§ **Task to complete**
Given the listing below, the answer must be only the number of lines containing the string "beads".

§ **Data**
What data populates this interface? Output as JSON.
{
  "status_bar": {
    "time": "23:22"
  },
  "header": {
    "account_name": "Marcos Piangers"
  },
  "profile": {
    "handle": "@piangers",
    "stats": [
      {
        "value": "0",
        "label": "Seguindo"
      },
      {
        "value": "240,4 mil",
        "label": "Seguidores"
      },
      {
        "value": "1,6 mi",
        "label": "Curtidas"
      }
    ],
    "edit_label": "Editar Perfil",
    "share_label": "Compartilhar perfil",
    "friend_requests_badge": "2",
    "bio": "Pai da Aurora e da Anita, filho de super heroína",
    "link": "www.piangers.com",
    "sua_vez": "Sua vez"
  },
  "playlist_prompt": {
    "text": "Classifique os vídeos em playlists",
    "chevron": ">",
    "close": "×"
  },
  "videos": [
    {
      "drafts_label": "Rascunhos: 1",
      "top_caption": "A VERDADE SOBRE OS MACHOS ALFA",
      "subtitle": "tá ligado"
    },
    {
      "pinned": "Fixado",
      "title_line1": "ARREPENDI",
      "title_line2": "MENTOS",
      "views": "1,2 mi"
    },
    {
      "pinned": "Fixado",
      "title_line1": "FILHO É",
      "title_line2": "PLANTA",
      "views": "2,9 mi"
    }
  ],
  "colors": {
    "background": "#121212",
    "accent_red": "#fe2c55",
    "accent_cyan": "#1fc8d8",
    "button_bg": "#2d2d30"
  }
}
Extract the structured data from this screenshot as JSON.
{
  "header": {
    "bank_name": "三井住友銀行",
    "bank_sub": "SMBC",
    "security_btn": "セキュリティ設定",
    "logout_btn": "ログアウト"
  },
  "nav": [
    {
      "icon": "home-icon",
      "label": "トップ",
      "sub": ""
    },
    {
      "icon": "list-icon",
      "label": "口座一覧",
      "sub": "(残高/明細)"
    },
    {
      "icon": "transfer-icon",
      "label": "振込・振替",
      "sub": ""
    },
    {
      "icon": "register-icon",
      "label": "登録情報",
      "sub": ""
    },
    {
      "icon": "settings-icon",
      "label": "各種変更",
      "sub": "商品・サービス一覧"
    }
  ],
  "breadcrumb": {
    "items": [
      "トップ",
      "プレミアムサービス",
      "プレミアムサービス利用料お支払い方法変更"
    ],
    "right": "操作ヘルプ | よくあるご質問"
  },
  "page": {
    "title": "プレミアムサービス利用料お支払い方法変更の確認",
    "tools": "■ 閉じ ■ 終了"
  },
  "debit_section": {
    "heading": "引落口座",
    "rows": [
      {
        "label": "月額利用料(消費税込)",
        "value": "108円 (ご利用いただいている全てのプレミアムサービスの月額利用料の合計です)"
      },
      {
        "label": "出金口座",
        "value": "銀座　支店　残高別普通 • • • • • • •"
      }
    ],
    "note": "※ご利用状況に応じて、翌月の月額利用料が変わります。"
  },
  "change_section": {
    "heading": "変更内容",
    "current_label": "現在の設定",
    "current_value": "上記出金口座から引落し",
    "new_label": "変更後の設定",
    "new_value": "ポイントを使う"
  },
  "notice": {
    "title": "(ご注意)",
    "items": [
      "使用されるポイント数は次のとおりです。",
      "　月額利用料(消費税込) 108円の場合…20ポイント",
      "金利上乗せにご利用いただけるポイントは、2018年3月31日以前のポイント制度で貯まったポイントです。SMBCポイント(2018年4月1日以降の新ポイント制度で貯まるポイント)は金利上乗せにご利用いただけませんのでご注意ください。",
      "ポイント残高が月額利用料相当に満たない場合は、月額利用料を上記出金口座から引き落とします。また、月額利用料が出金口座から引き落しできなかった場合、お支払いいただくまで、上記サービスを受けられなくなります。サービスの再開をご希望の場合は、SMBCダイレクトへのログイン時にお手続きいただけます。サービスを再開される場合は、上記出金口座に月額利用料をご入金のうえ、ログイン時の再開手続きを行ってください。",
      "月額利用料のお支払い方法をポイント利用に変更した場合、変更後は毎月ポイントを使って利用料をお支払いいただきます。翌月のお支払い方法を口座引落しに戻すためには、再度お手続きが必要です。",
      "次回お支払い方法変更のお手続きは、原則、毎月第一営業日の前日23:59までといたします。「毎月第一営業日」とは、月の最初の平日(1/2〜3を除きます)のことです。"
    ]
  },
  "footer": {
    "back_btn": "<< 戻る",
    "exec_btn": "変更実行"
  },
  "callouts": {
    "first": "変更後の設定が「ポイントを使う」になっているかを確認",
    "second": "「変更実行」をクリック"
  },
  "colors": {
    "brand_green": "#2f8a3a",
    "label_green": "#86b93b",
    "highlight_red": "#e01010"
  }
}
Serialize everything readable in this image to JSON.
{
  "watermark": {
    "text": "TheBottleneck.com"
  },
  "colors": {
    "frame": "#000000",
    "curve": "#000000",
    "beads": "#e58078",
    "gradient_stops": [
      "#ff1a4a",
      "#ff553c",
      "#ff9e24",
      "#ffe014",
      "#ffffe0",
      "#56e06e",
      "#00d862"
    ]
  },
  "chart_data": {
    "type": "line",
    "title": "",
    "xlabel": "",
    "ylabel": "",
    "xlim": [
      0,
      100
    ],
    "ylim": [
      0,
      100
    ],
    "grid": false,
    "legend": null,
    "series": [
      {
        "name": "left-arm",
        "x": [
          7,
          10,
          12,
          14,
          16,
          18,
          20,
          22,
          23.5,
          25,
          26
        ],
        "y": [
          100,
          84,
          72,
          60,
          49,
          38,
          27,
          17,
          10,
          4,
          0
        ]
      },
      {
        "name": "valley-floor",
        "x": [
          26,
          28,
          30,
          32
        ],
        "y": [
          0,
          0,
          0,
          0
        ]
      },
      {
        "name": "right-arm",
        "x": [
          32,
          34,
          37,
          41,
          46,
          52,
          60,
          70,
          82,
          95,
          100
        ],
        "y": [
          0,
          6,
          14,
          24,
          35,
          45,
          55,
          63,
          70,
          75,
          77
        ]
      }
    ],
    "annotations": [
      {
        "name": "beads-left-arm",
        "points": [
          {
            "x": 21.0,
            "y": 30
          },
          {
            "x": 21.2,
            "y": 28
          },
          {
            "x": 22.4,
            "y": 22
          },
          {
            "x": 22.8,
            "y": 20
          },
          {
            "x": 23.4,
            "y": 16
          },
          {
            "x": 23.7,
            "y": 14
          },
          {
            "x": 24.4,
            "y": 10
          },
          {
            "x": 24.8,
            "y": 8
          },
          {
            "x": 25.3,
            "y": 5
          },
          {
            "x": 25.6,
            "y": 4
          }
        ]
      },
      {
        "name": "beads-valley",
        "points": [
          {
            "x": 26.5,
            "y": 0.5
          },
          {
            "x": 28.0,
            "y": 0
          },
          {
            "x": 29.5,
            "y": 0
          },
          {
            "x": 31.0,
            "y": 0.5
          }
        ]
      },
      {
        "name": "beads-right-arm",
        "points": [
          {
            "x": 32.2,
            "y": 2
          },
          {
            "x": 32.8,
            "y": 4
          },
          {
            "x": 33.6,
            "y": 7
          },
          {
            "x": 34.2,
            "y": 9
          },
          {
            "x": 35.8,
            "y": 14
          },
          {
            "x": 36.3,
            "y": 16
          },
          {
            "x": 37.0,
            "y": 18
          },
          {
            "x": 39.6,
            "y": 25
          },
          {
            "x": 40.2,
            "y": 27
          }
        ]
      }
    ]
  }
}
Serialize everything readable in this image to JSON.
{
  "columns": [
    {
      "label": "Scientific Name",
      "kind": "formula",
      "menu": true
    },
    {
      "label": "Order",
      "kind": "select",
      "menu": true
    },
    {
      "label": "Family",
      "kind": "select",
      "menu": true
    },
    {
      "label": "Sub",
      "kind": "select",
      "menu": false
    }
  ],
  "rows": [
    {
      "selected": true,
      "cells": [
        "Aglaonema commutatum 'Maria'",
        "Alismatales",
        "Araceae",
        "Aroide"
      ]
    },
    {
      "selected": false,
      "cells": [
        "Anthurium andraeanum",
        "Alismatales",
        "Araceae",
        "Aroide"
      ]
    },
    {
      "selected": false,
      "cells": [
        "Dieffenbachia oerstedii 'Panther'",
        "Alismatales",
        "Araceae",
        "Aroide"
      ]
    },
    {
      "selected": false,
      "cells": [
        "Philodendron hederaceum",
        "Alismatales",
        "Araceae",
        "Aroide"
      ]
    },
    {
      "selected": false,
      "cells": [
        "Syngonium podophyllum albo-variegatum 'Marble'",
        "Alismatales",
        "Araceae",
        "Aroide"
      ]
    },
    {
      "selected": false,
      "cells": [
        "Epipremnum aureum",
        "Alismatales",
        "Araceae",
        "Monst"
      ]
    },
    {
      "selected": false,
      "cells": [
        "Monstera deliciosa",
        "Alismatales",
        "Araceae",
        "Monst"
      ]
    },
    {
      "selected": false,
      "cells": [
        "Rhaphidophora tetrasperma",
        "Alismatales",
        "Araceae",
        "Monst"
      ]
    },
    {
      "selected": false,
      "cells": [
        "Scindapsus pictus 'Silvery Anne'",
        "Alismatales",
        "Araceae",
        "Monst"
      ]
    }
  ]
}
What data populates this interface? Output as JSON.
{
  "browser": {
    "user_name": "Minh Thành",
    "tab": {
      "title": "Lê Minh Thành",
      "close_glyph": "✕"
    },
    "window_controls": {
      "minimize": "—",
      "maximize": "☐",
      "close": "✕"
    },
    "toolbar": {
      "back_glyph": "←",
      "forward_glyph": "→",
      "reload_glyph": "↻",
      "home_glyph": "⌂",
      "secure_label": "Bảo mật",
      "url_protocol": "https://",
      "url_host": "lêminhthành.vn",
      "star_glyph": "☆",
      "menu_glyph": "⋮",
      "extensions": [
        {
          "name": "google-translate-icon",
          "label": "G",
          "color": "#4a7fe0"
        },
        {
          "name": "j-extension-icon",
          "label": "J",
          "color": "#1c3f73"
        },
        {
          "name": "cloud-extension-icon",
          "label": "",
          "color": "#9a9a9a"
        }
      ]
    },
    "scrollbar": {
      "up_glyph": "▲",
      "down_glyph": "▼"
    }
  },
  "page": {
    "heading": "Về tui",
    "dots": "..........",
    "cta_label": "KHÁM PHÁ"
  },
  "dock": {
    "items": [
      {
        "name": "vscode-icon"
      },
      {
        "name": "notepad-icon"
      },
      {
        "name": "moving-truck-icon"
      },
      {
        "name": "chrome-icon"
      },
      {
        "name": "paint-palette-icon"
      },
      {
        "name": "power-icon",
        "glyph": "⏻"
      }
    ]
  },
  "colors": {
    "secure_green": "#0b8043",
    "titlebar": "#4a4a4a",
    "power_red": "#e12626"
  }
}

§ **Solution to this task**
4